4. Pushing with an epidural is ridiculous.
I was going to say that it's impossible but obviously, that's not the case because thousands of women do it every year. I'm not going into detail because that would be crossing the line. It's just a little hard to direct pressure to an area that you can't feel. If you can't imagine what that's like, tie a tourniquet around your arm for an hour and then try to use that arm to throw a baseball at a target. Good luck.
5. Breast-feeding is not an instantaneous thing.

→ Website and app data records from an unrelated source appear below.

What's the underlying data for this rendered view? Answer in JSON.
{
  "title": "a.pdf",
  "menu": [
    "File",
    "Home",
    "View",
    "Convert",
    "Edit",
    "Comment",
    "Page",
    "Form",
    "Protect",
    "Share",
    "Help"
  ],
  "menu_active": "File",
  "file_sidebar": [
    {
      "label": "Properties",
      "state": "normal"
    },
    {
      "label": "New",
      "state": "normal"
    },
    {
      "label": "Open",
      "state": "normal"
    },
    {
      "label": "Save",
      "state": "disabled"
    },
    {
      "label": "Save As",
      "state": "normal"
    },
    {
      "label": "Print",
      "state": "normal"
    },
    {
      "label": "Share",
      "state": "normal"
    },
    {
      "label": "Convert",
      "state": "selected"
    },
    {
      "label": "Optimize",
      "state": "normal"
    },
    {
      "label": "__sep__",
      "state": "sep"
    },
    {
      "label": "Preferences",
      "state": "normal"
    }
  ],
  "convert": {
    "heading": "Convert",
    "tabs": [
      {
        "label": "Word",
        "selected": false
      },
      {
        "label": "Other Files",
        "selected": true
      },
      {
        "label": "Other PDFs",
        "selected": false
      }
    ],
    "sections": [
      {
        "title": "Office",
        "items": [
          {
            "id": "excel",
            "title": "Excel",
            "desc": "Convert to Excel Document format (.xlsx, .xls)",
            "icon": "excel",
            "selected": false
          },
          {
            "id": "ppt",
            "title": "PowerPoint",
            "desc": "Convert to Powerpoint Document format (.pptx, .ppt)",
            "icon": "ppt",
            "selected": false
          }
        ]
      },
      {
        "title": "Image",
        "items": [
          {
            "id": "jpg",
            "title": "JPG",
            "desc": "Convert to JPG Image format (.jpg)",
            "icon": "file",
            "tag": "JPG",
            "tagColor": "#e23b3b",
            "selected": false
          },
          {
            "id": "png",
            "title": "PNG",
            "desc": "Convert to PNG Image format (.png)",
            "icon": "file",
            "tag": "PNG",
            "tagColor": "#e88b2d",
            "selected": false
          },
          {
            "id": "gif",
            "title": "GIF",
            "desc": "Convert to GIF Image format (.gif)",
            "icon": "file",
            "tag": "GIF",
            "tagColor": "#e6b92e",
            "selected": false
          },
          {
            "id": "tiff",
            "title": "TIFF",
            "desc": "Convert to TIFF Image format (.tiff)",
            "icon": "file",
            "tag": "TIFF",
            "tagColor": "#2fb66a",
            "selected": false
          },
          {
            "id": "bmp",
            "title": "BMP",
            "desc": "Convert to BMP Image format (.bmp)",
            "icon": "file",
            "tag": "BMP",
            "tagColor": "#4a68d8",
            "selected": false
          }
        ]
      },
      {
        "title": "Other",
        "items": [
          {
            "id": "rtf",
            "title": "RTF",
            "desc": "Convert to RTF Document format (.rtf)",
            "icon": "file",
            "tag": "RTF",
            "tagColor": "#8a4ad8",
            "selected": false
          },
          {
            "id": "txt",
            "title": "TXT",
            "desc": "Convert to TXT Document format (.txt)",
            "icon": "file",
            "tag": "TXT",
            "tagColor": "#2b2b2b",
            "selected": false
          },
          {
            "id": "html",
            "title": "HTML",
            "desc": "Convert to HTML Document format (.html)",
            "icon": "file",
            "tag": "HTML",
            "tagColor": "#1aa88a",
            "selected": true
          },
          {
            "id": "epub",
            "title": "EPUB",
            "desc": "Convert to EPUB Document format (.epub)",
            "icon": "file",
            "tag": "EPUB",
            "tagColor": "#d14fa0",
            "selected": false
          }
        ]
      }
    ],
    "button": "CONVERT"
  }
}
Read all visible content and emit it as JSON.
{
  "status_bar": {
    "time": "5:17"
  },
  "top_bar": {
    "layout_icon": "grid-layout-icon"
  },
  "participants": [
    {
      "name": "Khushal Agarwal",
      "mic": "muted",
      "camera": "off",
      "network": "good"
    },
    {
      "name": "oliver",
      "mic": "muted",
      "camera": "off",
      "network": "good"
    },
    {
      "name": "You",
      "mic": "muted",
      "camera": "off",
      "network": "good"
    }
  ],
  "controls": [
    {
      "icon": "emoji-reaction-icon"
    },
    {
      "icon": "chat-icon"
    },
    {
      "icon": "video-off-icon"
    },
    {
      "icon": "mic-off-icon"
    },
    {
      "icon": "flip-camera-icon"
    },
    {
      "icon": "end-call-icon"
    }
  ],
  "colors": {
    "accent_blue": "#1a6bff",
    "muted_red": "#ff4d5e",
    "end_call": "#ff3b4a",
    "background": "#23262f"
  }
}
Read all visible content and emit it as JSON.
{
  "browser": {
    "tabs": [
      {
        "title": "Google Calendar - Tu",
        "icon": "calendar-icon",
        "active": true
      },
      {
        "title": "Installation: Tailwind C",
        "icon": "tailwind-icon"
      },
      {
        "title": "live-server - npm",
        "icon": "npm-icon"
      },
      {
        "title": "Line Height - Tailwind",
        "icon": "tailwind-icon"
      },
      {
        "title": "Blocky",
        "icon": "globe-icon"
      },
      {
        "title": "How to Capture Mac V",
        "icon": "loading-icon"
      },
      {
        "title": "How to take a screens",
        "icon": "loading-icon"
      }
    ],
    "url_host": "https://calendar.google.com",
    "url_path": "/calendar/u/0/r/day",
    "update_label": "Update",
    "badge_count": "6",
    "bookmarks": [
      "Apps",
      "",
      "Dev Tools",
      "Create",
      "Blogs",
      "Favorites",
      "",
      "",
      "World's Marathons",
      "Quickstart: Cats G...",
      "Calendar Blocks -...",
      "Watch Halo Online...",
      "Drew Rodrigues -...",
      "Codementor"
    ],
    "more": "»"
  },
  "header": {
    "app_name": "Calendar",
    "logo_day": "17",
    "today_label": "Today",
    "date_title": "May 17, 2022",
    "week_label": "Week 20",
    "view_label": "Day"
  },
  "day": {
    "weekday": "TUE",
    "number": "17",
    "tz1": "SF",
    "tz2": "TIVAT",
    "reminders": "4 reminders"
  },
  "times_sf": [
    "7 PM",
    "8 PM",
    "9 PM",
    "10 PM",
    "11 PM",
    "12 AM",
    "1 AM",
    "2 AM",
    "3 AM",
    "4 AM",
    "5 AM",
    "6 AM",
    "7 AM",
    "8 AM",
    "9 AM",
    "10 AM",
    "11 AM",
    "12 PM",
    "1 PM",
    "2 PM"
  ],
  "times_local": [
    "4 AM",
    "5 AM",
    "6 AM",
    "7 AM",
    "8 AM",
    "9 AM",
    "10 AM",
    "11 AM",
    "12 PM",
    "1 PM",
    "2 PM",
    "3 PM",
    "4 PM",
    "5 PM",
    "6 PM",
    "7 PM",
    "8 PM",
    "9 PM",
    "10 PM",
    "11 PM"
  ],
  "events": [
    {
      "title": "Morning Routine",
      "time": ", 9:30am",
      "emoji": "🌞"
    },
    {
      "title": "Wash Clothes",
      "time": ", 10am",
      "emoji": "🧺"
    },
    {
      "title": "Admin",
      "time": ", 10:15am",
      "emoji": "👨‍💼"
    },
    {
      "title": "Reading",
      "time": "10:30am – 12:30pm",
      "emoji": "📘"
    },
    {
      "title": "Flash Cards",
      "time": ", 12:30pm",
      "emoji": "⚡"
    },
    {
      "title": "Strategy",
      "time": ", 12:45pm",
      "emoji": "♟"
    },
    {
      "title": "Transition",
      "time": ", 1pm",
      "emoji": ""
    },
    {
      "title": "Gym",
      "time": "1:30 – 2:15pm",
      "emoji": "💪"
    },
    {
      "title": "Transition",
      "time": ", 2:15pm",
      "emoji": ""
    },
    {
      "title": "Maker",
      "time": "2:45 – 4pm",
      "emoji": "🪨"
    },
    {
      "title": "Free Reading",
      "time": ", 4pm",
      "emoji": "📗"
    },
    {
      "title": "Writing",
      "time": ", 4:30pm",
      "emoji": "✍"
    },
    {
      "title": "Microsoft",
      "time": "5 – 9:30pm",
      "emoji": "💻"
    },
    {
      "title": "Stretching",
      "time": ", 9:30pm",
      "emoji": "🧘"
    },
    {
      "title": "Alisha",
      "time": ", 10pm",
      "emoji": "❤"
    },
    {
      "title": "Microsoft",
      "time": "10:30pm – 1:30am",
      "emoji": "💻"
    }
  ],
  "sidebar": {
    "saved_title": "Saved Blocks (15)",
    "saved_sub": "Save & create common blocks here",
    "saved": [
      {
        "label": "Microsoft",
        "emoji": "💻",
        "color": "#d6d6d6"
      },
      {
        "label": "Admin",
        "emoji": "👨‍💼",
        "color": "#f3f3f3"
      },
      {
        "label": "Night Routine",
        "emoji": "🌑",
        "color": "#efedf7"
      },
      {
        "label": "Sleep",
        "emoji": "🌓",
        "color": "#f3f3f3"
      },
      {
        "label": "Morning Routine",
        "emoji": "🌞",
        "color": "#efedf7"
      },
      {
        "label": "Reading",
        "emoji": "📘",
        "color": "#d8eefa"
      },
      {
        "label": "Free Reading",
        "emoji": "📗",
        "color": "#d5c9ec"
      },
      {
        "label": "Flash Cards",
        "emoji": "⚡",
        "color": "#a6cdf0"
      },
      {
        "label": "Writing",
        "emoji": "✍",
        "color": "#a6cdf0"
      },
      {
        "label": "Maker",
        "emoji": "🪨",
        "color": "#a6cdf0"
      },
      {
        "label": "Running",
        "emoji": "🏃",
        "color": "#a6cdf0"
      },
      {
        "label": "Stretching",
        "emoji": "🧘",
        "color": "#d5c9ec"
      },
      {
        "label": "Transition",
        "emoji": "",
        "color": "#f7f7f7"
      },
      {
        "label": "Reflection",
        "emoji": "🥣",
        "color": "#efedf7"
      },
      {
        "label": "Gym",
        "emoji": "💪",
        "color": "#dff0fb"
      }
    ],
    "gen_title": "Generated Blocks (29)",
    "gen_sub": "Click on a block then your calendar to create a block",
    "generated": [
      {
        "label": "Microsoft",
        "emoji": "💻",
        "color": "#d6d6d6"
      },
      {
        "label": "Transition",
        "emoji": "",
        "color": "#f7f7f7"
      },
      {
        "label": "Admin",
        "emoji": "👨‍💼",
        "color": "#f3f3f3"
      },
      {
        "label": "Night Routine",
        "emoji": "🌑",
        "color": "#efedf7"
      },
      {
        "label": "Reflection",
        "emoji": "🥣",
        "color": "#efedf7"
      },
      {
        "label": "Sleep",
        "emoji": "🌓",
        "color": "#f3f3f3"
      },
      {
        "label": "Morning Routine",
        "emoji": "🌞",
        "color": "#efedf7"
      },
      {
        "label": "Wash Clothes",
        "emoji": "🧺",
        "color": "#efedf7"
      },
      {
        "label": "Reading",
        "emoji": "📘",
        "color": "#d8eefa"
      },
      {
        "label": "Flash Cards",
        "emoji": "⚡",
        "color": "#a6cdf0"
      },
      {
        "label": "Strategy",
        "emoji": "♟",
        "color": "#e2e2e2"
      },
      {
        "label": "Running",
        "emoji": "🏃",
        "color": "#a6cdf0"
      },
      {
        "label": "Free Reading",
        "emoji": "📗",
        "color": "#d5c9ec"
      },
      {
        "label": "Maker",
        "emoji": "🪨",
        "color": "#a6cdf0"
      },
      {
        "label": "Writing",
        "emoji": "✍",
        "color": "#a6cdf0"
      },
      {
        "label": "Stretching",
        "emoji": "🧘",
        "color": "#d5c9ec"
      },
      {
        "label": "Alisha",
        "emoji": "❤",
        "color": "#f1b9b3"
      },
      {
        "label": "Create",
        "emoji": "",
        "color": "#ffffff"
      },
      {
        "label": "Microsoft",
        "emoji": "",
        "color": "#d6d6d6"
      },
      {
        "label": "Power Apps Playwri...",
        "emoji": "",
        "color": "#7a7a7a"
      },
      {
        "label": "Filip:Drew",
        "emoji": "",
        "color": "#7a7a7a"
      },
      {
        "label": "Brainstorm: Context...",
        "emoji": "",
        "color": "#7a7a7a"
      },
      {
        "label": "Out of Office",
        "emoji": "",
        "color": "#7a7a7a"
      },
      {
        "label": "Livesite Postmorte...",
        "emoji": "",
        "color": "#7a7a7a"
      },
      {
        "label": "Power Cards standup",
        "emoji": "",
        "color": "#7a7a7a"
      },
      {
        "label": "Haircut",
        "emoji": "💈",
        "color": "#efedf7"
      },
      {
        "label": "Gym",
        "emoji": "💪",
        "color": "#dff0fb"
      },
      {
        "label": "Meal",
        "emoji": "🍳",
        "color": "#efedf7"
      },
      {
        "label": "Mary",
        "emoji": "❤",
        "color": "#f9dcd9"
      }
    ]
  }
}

Sorry, boys, I realize this isn't a topic you care about. Going into childbirth, I knew that breastfeeding could potentially be a bit of a struggle. What I didn't know was that it really could take several days before milk production actually came through. And on top of that, it's WORK to get it to come in. So if you think you are done doing work after childbirth, you are mistaken. I was definitely struggling so we tried several different methods to spur on milk production:
-Seaweed Soup: Korean method. Allegedly (and I use that term because my mom is the one who found this information and so it's hearsay...can you tell I'm married to an attorney?), Korean women are fed seaweed soup almost immediately following childbirth to encourage milk production.
-Beer: According to Stephen's NICU nurse, in Ireland, women are given a Guinness following childbirth. The malt in beer is said to help with milk production.
-Relaxation: I've spent several days doing nothing. It's lover-ly.
-Mother's Milk Tea: this is an organic herbal tea that one of my NP's recommended. She said that it is said to really help with milk production. Warning: it's not great. I have to put two tablespoons of honey in it.
-Pumping: this is kind of self-explanatory.